Information shown -
******************************

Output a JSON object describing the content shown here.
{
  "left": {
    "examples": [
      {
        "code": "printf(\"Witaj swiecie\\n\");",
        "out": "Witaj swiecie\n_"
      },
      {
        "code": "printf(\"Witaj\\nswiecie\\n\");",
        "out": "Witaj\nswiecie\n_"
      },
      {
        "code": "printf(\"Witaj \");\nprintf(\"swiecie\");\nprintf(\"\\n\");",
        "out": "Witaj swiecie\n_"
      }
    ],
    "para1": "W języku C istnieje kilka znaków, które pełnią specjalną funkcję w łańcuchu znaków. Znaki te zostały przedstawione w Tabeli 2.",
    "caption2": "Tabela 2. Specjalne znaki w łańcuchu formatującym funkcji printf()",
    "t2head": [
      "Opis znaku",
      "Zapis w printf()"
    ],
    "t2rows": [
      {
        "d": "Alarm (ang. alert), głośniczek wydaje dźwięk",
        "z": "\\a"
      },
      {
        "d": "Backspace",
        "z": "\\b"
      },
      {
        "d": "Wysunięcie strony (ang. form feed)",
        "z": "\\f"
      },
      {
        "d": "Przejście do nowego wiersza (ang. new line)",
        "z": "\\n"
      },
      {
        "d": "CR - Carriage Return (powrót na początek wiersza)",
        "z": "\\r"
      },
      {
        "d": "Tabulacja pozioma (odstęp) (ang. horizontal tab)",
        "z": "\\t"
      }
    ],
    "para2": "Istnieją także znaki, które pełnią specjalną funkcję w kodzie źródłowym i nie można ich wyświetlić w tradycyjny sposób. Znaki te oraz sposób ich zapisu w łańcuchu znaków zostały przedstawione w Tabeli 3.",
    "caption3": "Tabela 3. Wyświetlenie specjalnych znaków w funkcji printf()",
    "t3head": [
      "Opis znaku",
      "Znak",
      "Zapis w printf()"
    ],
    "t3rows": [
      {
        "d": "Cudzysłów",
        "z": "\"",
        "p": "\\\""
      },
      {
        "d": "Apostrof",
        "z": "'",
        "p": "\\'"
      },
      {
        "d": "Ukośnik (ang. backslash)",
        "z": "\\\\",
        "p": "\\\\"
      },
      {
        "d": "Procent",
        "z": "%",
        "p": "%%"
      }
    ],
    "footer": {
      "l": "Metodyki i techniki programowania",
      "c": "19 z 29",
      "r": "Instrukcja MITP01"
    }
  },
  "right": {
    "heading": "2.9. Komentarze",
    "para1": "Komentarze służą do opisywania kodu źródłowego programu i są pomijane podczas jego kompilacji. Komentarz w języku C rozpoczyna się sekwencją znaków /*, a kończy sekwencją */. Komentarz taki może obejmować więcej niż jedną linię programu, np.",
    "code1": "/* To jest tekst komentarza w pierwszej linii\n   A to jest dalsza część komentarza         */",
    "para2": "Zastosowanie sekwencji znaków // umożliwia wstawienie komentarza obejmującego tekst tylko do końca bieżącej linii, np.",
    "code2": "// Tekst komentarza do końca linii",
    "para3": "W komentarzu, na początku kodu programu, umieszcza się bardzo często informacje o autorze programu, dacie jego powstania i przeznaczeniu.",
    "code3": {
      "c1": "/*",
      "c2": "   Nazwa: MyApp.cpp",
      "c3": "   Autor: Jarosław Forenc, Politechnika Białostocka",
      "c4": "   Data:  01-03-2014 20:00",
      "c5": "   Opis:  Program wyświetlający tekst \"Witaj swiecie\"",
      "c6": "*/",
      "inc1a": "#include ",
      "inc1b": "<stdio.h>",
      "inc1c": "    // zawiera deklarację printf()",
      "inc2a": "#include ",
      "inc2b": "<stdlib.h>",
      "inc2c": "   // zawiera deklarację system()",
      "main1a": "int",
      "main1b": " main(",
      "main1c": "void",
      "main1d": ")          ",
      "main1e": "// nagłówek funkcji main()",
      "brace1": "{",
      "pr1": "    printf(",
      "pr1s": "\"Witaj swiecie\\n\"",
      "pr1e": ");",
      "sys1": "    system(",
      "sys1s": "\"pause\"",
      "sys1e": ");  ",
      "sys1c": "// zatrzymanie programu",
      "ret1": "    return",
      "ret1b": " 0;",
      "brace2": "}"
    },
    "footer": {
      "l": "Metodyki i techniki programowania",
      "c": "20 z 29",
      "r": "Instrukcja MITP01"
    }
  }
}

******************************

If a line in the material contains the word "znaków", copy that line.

Reply to the task -
    "para1": "W języku C istnieje kilka znaków, które pełnią specjalną funkcję w łańcuchu znaków. Znaki te zostały przedstawione w Tabeli 2.",
    "para2": "Istnieją także znaki, które pełnią specjalną funkcję w kodzie źródłowym i nie można ich wyświetlić w tradycyjny sposób. Znaki te oraz sposób ich zapisu w łańcuchu znaków zostały przedstawione w Tabeli 3.",
    "caption3": "Tabela 3. Wyświetlenie specjalnych znaków w funkcji printf()",
    "para1": "Komentarze służą do opisywania kodu źródłowego programu i są pomijane podczas jego kompilacji. Komentarz w języku C rozpoczyna się sekwencją znaków /*, a kończy sekwencją */. Komentarz taki może obejmować więcej niż jedną linię programu, np.",
    "para2": "Zastosowanie sekwencji znaków // umożliwia wstawienie komentarza obejmującego tekst tylko do końca bieżącej linii, np.",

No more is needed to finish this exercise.